Unless you are Patrick Star, chances are you have heard of the ongoing supply chain crisis across the globe.
While the pandemic is to blame for a lot of our economic problems in the past year and a half with the closing of factories, displaced workers, and delayed production worldwide, this supply chain crisis has additional contributing factors. Clogged ports, idle ships, limited shipping container accessibility, labor shortages, slow product distribution, border controls, warehouse capacities, and the ongoing rise of export and import prices were all issues that existed in a pre-pandemic world that finally met their breaking point. They are all also issues that experts say will not be resolved in a matter of months, but rather a matter of years.

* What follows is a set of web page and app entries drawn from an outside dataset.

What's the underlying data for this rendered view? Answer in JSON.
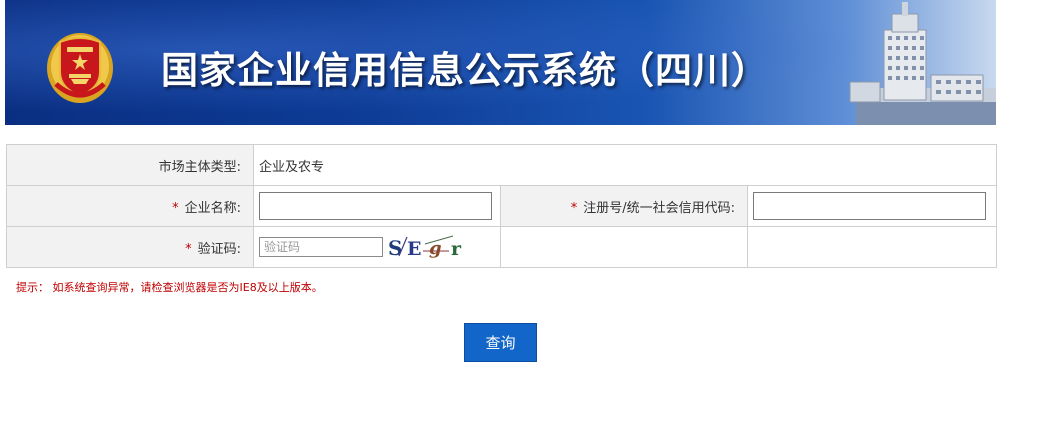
{
  "header": {
    "title": "国家企业信用信息公示系统（四川）",
    "emblem_icon": "national-emblem-icon",
    "building_image": "building-icon"
  },
  "form": {
    "market_type_label": "市场主体类型:",
    "market_type_value": "企业及农专",
    "required_mark": "*",
    "company_name_label": "企业名称:",
    "company_name_value": "",
    "reg_no_label": "注册号/统一社会信用代码:",
    "reg_no_value": "",
    "captcha_label": "验证码:",
    "captcha_placeholder": "验证码",
    "captcha_value": "",
    "captcha_chars": [
      "S",
      "E",
      "g",
      "r"
    ]
  },
  "tip": "提示： 如系统查询异常，请检查浏览器是否为IE8及以上版本。",
  "query_button": "查询",
  "colors": {
    "banner_dark": "#0a2f82",
    "banner_light": "#c9d9ef",
    "button": "#1366c9",
    "required": "#c00000",
    "label_bg": "#f2f2f2"
  }
}
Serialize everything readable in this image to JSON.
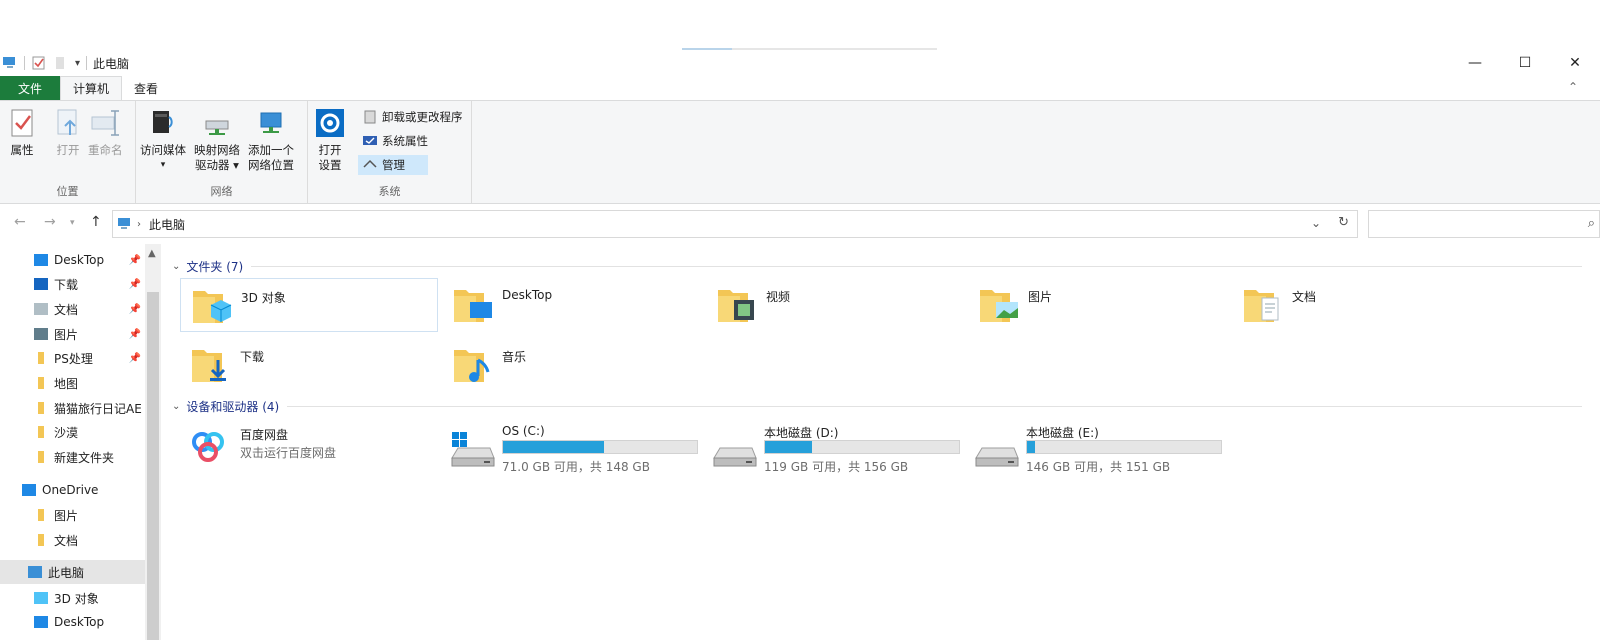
{
  "window": {
    "title": "此电脑",
    "minimize": "—",
    "maximize": "☐",
    "close": "✕"
  },
  "tabs": [
    {
      "label": "文件"
    },
    {
      "label": "计算机"
    },
    {
      "label": "查看"
    }
  ],
  "ribbon": {
    "location_group": {
      "label": "位置",
      "properties": "属性",
      "open": "打开",
      "rename": "重命名"
    },
    "network_group": {
      "label": "网络",
      "access_media": "访问媒体",
      "map_drive_1": "映射网络",
      "map_drive_2": "驱动器 ▾",
      "add_location_1": "添加一个",
      "add_location_2": "网络位置"
    },
    "system_group": {
      "label": "系统",
      "open_settings_1": "打开",
      "open_settings_2": "设置",
      "uninstall": "卸载或更改程序",
      "system_properties": "系统属性",
      "manage": "管理"
    }
  },
  "address": {
    "crumb": "此电脑",
    "back": "←",
    "forward": "→",
    "up": "↑",
    "dropdown": "⌄",
    "refresh": "↻",
    "search_icon": "⌕"
  },
  "nav": {
    "items": [
      {
        "label": "DeskTop",
        "pinned": true
      },
      {
        "label": "下载",
        "pinned": true
      },
      {
        "label": "文档",
        "pinned": true
      },
      {
        "label": "图片",
        "pinned": true
      },
      {
        "label": "PS处理",
        "pinned": true
      },
      {
        "label": "地图",
        "pinned": false
      },
      {
        "label": "猫猫旅行日记AE",
        "pinned": false
      },
      {
        "label": "沙漠",
        "pinned": false
      },
      {
        "label": "新建文件夹",
        "pinned": false
      },
      {
        "label": "OneDrive",
        "pinned": false
      },
      {
        "label": "图片",
        "pinned": false
      },
      {
        "label": "文档",
        "pinned": false
      },
      {
        "label": "此电脑",
        "pinned": false
      },
      {
        "label": "3D 对象",
        "pinned": false
      },
      {
        "label": "DeskTop",
        "pinned": false
      }
    ],
    "pin_glyph": "📌",
    "scroll_up": "▲"
  },
  "sections": {
    "folders_header": "文件夹 (7)",
    "devices_header": "设备和驱动器 (4)",
    "chevron": "⌄"
  },
  "folders": [
    {
      "name": "3D 对象"
    },
    {
      "name": "DeskTop"
    },
    {
      "name": "视频"
    },
    {
      "name": "图片"
    },
    {
      "name": "文档"
    },
    {
      "name": "下载"
    },
    {
      "name": "音乐"
    }
  ],
  "app": {
    "name": "百度网盘",
    "desc": "双击运行百度网盘"
  },
  "drives": [
    {
      "name": "OS (C:)",
      "size": "71.0 GB 可用，共 148 GB",
      "used": 0.52
    },
    {
      "name": "本地磁盘 (D:)",
      "size": "119 GB 可用，共 156 GB",
      "used": 0.24
    },
    {
      "name": "本地磁盘 (E:)",
      "size": "146 GB 可用，共 151 GB",
      "used": 0.04
    }
  ],
  "colors": {
    "file_tab": "#1c7c3c",
    "drive_bar": "#26a0da",
    "selection": "#cfe8fb",
    "folder": "#f3c655"
  }
}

What to Expect
We have already began to see the ripple effects of the supply chain crisis in our day-to-day consumer patterns and business operations, but according to Matt Egan with CNN Business, "the global supply chain nightmare is about to get worse."

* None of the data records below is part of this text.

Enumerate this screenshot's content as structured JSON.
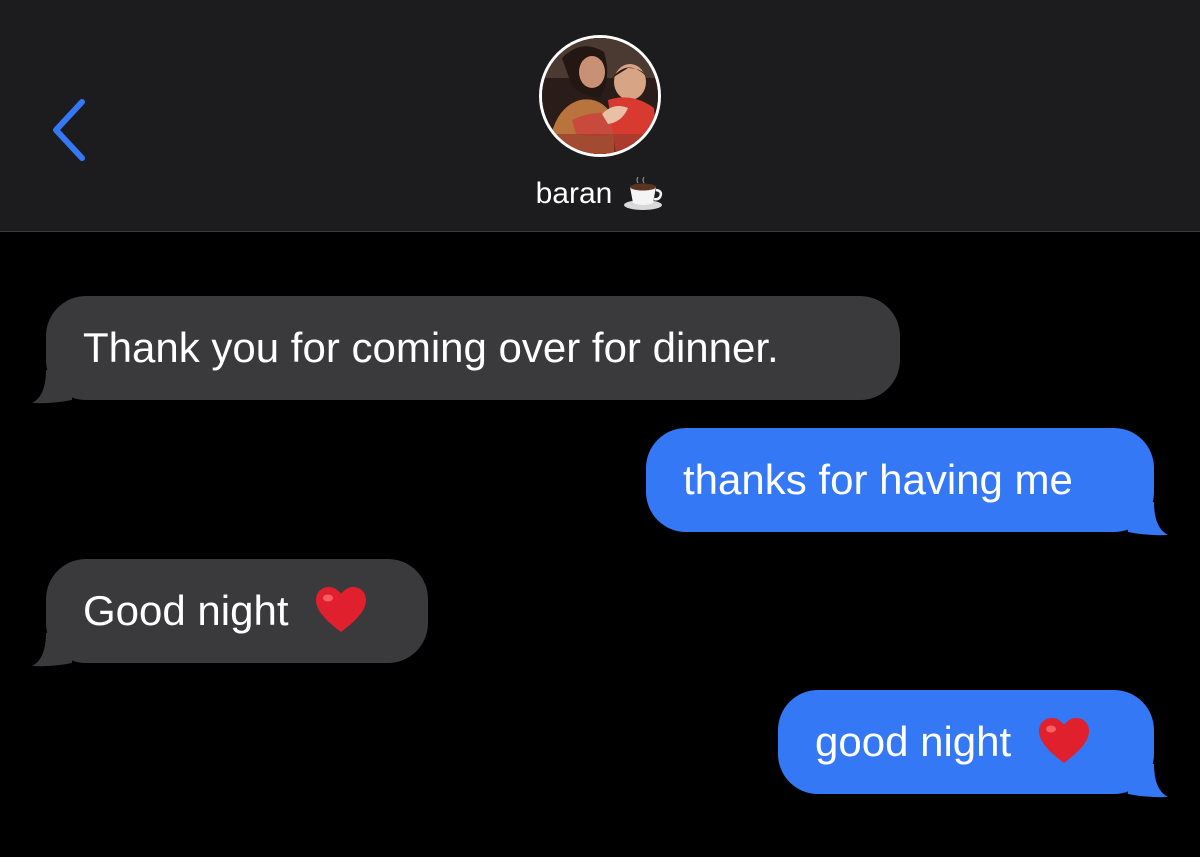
{
  "header": {
    "back_icon": "chevron-left-icon",
    "contact_name": "baran",
    "contact_emoji": "☕"
  },
  "colors": {
    "header_bg": "#1c1c1e",
    "accent": "#3478f6",
    "received_bubble": "#3a3a3c",
    "sent_bubble": "#3478f6",
    "heart": "#e0202c"
  },
  "messages": [
    {
      "direction": "received",
      "text": "Thank you for coming over for dinner."
    },
    {
      "direction": "sent",
      "text": "thanks for having me"
    },
    {
      "direction": "received",
      "text": "Good night",
      "emoji": "❤️"
    },
    {
      "direction": "sent",
      "text": "good night",
      "emoji": "❤️"
    }
  ]
}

The time to start buying for the holiday season was... yesterday. Port congestion at major West and East Coast stops including LA, Seattle, and New York, are causing cargo ships to camp out in bay areas, anxiously awaiting their turn at the unloading docks. Even after the delay in unloading, products are faced with slow distribution due to the limited number of people working the docks and the limited number of people driving the loaded trucks out. The slowed process will be adding weeks to your purchase deliveries, especially purchases coming from overseas.
Inflated Shipping Prices
Not only is the port gridlock adding time onto your shipping, but it will also be adding on some dollars. Small business owners will be taking on the brunt of the rising import and export costs, but consumers will also see a price increase when shipping packages and mail domestically.
We already saw an increase in postage rates earlier this fall that are expected to increase again.
Inflated Product Prices
Inflation has been nothing new in this country — or other countries for that matter. While we are faced with the hopelessness that there is nothing we can do to combat the rise in costs of living, deflation is equally as bad for the economy. So until we are able to exist in economic stability, we must settle for the benefits of predictable inflation. Knowing that prices will be rising in the future gives consumers more purchasing power and an incentive to make purchases sooner, which boosts economic activity.
Product shortages are also nothing new — something we have seen since the beginning of the pandemic. Unfortunately the list of products missing from store shelves and factory production lines continues to grow and will continue to grow. That list currently includes:
- Pet Food
- Liquor and Liquor Bottles
- Computer Chips
- Paper Bags
- and many more...
How to Prepare
Whether you are a consumer or small business owner, the way to cope with the supply chain crisis is to change your shopping habits and taper your demand for goods.
Buy Ahead... BUT Buy What You Need
One of the main reasons we face product shortages is because consumers are panic buying more than they need. Pre-order that Thanksgiving turkey or any holiday gifts, but don't clean out the Costco aisles of toilet paper. That will only add to the problems we already have from the supply chain disruption.
Buying American and shopping within your community are safe bets on avoiding the added time and expense of shipping, and help you find what you are actually looking for. Customers appreciate when businesses are able to — and try to — use local materials. And businesses appreciate when customers are able to do the same. Win-win.
Something else to consider is spending money on experiences instead of things. Food for thought.
Follow an On-Demand Production Model
Attention all small business owners:
Produce products once they are purchased by the consumer rather than forecasting what the demand for a product might be and then producing a set number of products. Mark Kapczynski, Chief Marketing Officer at supply chain solution company, Gooten, says "If you’re a retailer, or you’re a brand and you have ten thousand pieces of, let’s say t-shirts, sitting on a box in a boat, how do you sell anything?".
With a chain only as strong as its weakest link, only time will tell if our supply chain will fully recover.